Courtesy of IFC Midnight
Movies and television shows about religious cults have become common over the last couple years, with their dystopian settings providing narrative fodder for various projects. The latest is the visually compelling but not that enthralling “The Other Lamb” which marks the English language directorial debut of Malgorzata Szumowska.
Both sluggishly paced and an endurance test in one’s patience, “The Other Lamb” has the benefit of gorgeous cinematography with eerie atmospheric tension yet the screenplay by Catherine S. McMullen is strictly art house fare and considering folks are stuck at home for the foreseeable future, I find it hard to believe a home viewing experience will benefit the movie when folks who get bored easily can simply change the channel. The movie barely registers a message other than blind submission spells bad news for just about anyone and - in the case of this movie – that mainly applies to women.
Not much is told to us about “The Flock” – a group made up of 20 women living in a remote commune in the wilderness. They only answer to “the Shepherd” (Michiel Huisman of “Game of Thrones” fame) who’s sporting the thick mane of Jesus hair and acts like the savior to all their problems. These women worship the ground he walks on, both with their faith and bodies, which is only proven by the vast number of female children brought into the tribe. The little ones don’t know any other life, being hidden at a safe distance from the world and raised under his watchful eye.

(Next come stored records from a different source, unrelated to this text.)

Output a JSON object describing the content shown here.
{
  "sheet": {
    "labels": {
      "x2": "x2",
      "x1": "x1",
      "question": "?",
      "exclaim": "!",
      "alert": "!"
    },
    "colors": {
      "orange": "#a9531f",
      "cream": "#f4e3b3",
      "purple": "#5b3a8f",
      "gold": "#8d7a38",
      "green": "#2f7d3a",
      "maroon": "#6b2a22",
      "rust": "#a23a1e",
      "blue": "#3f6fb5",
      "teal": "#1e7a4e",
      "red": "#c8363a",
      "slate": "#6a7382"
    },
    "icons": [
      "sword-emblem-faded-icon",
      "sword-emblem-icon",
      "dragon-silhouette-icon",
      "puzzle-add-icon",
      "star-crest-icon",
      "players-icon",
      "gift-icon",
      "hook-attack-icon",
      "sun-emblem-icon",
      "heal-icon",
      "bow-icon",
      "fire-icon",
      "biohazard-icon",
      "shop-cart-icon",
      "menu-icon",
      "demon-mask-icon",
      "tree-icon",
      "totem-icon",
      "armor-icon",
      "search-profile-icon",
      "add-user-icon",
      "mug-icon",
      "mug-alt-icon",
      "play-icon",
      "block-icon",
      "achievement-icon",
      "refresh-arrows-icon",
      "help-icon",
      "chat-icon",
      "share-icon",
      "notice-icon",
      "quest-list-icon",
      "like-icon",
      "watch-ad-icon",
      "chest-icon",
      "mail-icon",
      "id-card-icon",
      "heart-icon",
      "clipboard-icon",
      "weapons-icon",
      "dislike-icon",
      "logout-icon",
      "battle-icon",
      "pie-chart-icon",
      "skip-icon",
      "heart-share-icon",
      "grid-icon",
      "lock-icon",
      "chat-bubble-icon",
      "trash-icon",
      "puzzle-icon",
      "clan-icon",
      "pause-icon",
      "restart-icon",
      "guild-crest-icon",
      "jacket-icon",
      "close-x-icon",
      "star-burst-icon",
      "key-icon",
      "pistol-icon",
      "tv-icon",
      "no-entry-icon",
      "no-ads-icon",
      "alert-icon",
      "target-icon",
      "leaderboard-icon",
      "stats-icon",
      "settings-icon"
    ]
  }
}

The metaphorical other lamb of the story is the teenage Selah (Raffey Cassidy “Tomorrowland”) whose mother died in childbirth. She’s gained notoriety with the Shepherd not just for her looks, but because she’s still “pure” (meaning her body hasn’t started menstruating). It’s not long before a slew of questionable sermons and brief interactions with her “sisters” that Selah begins to question the community’s values and ethics.
When a visit by local law enforcements puts an end to their illegal residency, the Shepherd proclaims the necessity to find a new “Eden” to call home. What ensues is a rather tumultuous journey on foot which only amplifies Selah’s rebellious desires, as it unveils the Shepherd’s true moral compass. Some of his decisions leave a terrible toll on the group, and his cruelty is masked by stark charisma. Huisman, who’s a skilled actor that’s given heft to a variety of smaller scale projects (if you haven’t seen “The Invitation” add it to your Netflix watchlist) he lacks the type of demeanor and towering presences required to sell his viciousness.
It also makes you question the women in this group who we’re told were “broken” when they joined The Flock, seemingly damaged by whatever outside life they had and were willing to place their trust in the hands of some skater boy. The members of this “Sisterhood” don’t seem that spooked by their fearless leader enough for me to believe they would submit themselves to him and, when it really boils down the nitty gritty, most of “The Other Lamb” is devoted to long closeups of characters staring off into the distance, a key art house gimmick that gives the genre a bad name.
Those artistic choices eventually wane on the senses and the filmmakers would have you believe that, deep down, it all means something. The reality is, the Shepherd isn’t all that intimidating and Selah hardly gets the character arch and showdown she deserves with her antagonist. This all builds to one final shot that’s about as frustrating as the movie before it, suggesting that like the women who blindly follow this “parish” – audiences will embrace the unknown and leave their interpretation at the door.
The Other Lamb will be released on premium VOD starting Friday April 3rd